Ground subsidence is a particular problem in the area around Rotterdam. It can be so severe that soil levels can change by as much as 1m within a few years. This causes problems for underground pipelines making up the infrastructure of the area to deliver gas, water and steam to local citizens and businesses. The problem is most acute where pipelines cross over each other and where they connect to the consumers’ premises where a fracture risks a severe accident.
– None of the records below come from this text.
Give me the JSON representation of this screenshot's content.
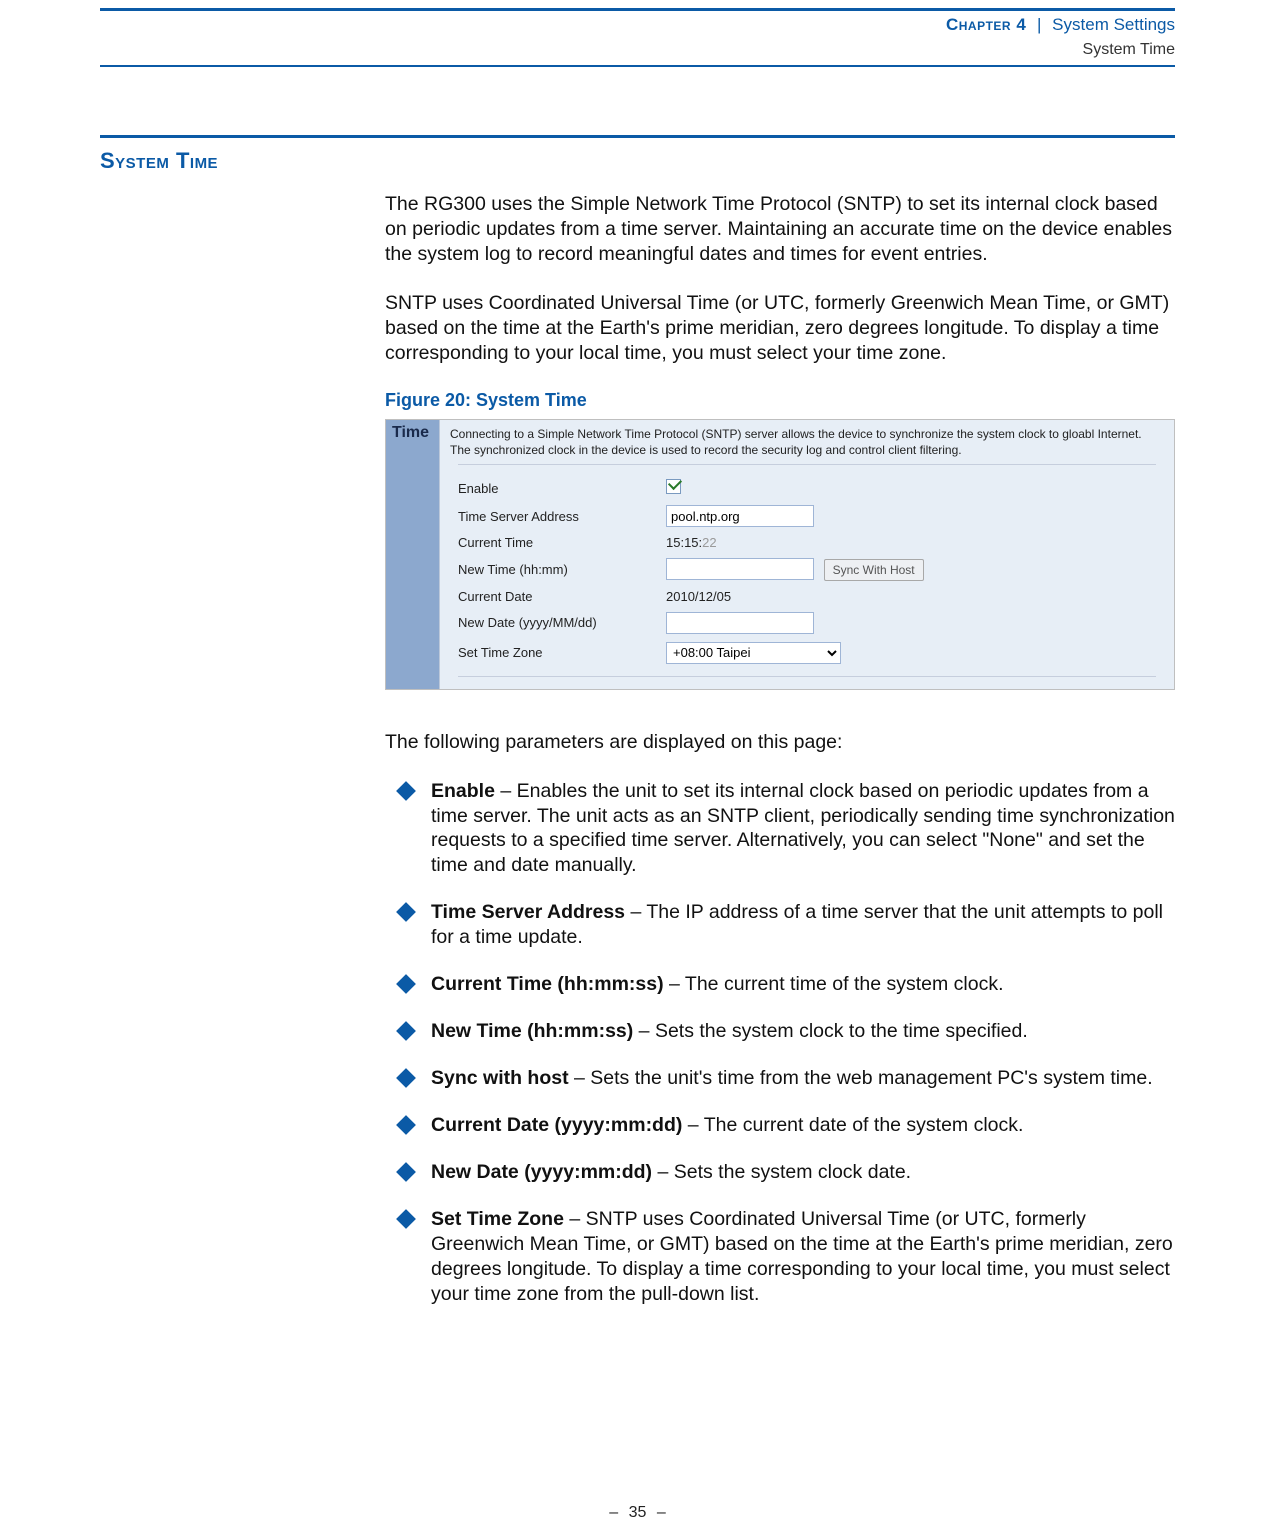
{
  "header": {
    "chapter_prefix": "Chapter 4",
    "pipe": "|",
    "chapter_title": "System Settings",
    "subtitle": "System Time"
  },
  "section_heading": "System Time",
  "intro_para_1": "The RG300 uses the Simple Network Time Protocol (SNTP) to set its internal clock based on periodic updates from a time server. Maintaining an accurate time on the device enables the system log to record meaningful dates and times for event entries.",
  "intro_para_2": "SNTP uses Coordinated Universal Time (or UTC, formerly Greenwich Mean Time, or GMT) based on the time at the Earth's prime meridian, zero degrees longitude. To display a time corresponding to your local time, you must select your time zone.",
  "figure_caption": "Figure 20:  System Time",
  "screenshot": {
    "tab_label": "Time",
    "description": "Connecting to a Simple Network Time Protocol (SNTP) server allows the device to synchronize the system clock to gloabl Internet. The synchronized clock in the device is used to record the security log and control client filtering.",
    "rows": {
      "enable_label": "Enable",
      "server_label": "Time Server Address",
      "server_value": "pool.ntp.org",
      "curtime_label": "Current Time",
      "curtime_value_main": "15:15:",
      "curtime_value_faded": "22",
      "newtime_label": "New Time (hh:mm)",
      "sync_button": "Sync With Host",
      "curdate_label": "Current Date",
      "curdate_value": "2010/12/05",
      "newdate_label": "New Date (yyyy/MM/dd)",
      "tz_label": "Set Time Zone",
      "tz_value": "+08:00 Taipei"
    }
  },
  "params_intro": "The following parameters are displayed on this page:",
  "bullets": [
    {
      "term": "Enable",
      "desc": " – Enables the unit to set its internal clock based on periodic updates from a time server. The unit acts as an SNTP client, periodically sending time synchronization requests to a specified time server. Alternatively, you can select \"None\" and set the time and date manually."
    },
    {
      "term": "Time Server Address",
      "desc": " – The IP address of a time server that the unit attempts to poll for a time update."
    },
    {
      "term": "Current Time (hh:mm:ss)",
      "desc": " – The current time of the system clock."
    },
    {
      "term": "New Time (hh:mm:ss)",
      "desc": " – Sets the system clock to the time specified."
    },
    {
      "term": "Sync with host",
      "desc": " – Sets the unit's time from the web management PC's system time."
    },
    {
      "term": "Current Date (yyyy:mm:dd)",
      "desc": " – The current date of the system clock."
    },
    {
      "term": "New Date (yyyy:mm:dd)",
      "desc": " – Sets the system clock date."
    },
    {
      "term": "Set Time Zone",
      "desc": " – SNTP uses Coordinated Universal Time (or UTC, formerly Greenwich Mean Time, or GMT) based on the time at the Earth's prime meridian, zero degrees longitude. To display a time corresponding to your local time, you must select your time zone from the pull-down list."
    }
  ],
  "footer": {
    "dash": "–",
    "page": "35"
  }
}
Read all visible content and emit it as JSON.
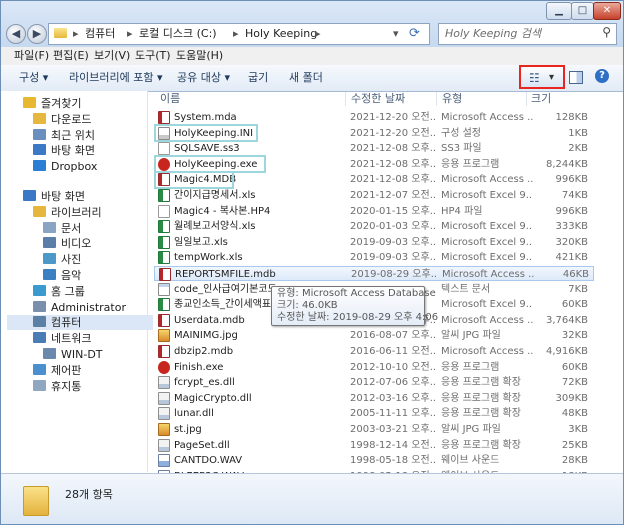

How to know where the risk lies? Older connections are more at risk than modern ones due to use of rigid metal rather than flexible plastic combined with the modern practise of installing a loop to absorb movement. Clearly the risk is greater where the ground is subsiding faster. In this case, the stress created on the household gas connection or on the water mains in the street can cause a failure with consequent leaks. In the case of water, this can cause severe disruption to traffic or, as we heard in one case, the flooding of a hospital basement; in the case of gas, the impact can be much worse if gas builds up in the space under a house when it may even explode.